This article includes speculative illustrations for the third generation of the VW Tiguan created by Jean Francois Hubert/SB-Medien for CarScoops that are neither related to nor endorsed by Volkswagen.
The popularity of the C-SUV segment has made it pretty crowded with nearly all automakers offering their own proposal. Volkswagen was one of the early adopters with the Tiguan which eventually became the best-selling vehicle in the VW Group. While the current model is fairly modern, we decided to speculate on the next generation and see whether it could go down the BEV route.

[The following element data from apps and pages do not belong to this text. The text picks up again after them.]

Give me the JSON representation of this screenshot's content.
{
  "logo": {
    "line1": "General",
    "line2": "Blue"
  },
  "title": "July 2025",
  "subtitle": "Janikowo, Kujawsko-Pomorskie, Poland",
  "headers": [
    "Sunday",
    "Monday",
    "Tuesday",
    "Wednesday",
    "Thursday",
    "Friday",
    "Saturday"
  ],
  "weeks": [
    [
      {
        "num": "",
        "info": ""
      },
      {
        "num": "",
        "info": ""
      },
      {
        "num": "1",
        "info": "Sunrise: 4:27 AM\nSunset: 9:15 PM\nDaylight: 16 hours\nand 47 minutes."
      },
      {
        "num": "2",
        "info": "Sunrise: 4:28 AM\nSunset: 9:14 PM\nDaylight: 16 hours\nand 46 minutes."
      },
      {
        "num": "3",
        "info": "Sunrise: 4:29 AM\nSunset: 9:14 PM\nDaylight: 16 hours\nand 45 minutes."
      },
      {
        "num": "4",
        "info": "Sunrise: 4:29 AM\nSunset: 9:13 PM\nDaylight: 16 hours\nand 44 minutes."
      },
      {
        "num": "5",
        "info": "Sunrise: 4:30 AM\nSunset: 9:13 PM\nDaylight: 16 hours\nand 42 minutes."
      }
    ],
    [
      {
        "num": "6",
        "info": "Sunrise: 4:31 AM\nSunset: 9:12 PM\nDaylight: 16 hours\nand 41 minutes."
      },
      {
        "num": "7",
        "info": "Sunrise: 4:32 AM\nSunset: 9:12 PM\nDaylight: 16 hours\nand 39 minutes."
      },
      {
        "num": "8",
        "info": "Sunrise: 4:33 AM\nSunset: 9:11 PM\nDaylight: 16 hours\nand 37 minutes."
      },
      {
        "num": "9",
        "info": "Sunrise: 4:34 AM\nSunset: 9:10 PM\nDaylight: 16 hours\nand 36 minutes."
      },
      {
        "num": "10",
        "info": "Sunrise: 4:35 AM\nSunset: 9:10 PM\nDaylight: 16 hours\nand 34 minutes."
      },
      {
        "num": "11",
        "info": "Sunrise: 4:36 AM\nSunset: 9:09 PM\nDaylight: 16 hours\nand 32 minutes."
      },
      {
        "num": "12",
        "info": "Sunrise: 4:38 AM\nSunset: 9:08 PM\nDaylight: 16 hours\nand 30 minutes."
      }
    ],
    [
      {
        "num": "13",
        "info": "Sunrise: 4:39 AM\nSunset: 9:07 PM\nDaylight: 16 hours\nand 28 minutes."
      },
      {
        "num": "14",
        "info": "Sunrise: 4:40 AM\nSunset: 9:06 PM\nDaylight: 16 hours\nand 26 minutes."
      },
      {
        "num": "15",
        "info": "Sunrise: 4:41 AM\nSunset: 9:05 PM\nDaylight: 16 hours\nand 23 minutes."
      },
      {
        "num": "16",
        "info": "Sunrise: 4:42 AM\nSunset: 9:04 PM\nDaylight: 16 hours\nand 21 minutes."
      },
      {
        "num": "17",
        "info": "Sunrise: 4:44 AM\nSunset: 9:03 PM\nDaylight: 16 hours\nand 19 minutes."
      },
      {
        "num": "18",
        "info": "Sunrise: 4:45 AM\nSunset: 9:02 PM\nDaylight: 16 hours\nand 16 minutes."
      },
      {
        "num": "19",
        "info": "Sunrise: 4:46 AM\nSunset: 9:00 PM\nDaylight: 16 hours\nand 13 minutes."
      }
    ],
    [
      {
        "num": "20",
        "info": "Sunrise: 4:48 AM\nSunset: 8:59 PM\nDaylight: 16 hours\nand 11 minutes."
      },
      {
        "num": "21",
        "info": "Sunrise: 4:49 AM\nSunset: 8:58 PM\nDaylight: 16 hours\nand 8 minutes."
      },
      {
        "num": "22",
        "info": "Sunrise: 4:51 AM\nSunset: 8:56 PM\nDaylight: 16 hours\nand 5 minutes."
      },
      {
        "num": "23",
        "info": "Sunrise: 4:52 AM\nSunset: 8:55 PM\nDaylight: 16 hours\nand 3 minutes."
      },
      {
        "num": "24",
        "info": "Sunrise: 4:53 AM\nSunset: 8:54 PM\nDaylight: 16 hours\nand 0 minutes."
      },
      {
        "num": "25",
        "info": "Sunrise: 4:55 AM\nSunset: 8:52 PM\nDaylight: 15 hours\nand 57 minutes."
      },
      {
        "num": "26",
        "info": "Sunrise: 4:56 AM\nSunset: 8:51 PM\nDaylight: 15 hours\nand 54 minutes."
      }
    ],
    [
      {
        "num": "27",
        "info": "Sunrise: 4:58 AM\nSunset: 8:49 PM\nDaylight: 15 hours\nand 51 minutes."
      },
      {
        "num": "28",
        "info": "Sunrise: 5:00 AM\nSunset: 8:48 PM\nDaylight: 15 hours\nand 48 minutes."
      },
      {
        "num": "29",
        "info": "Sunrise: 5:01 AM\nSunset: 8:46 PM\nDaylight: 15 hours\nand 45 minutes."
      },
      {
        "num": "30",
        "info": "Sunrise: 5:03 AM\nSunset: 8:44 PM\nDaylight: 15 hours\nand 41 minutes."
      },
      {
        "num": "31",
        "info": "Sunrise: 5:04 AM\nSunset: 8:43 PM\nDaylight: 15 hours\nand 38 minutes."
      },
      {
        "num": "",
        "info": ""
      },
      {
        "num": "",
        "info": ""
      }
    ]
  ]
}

The first-gen VW Tiguan was introduced in 2007 and received a facelift in 2011. Similarly, the current, second-gen was launched in 2015 based on the MQB platform, with a facelift following in 2020 with design changes and the addition of the eHybrid PHEV variant, plus a China-only coupe bodystyle. This means that a third-gen Tiguan could be introduced in 2024, which would allow it to be offered in ICE-powered and hybrid forms, possibly alongside a BEV variant.
Volkswagen may have been focused on the ever-expanding ID. range of MEB-based electric vehicles but it will likely keep updating the core models including the likes of the Polo, the Golf, the T-Roc, and the Tiguan, for as long as possible. The fact that VW expects only 25 percent of its global sales to come from EVs by 2026, combined with the popularity of the aforementioned nameplates, makes us believe that they will live for at least one more generation before the range becomes EV-only in the 2030s.
The pretty small time window before the ICE ban in Europe and other markets means that we will be sticking with updated versions of current platforms since the automakers are investing heavily in EV-dedicated architectures. This makes us believe that Volkswagen – alongside rival brands – might offer a fully electric version of the Tiguan even if this means they will have to electrify the evolution of the MQB Evo platform that could also be utilized by other brands of the VW Group making it worth the investment. So while the entry-level trims will be likely offered with mild-hybrid powertrains for a lower cost, the majority of the sales volume will likely consist of plug-in hybrids that will still cost less than the possible full-blown EV variants.
In terms of the looks, the next Tiguan will likely inherit several design features from the ID. range of electric models, like the China-bound Lamando L fastback did quite recently. Those will include the full-width LED headlights and taillights, textured cover for the intakes, and a more rounded approach in the surfacing. In the speculative renders from our associates Jean Francois Hubert/SB-Medien we can see a sportier and more aerodynamic shape with dynamic proportions and similar exterior dimensions.
The bodywork will likely be more sculpted than before, with more curved lines and toned-up fenders replacing the boxy look of its predecessor. What we don’t know is whether Volkswagen will opt to keep the longer Allspace seven-seater variant in the next model, since it does a great job in covering the space closer to the larger D-SUV segment. Inside we expect big changes with an even more tech-focused dashboard featuring a fully digital cockpit and an advanced head-up display, plus the latest ADAS and safety features from VW Group’s parts bin.
All in all, we will have to wait for one or two years to start seeing camouflaged prototypes of the third generation Tiguan. The final production version of the C-SUV could be unveiled in 2024, before a rumored market launch in 2025.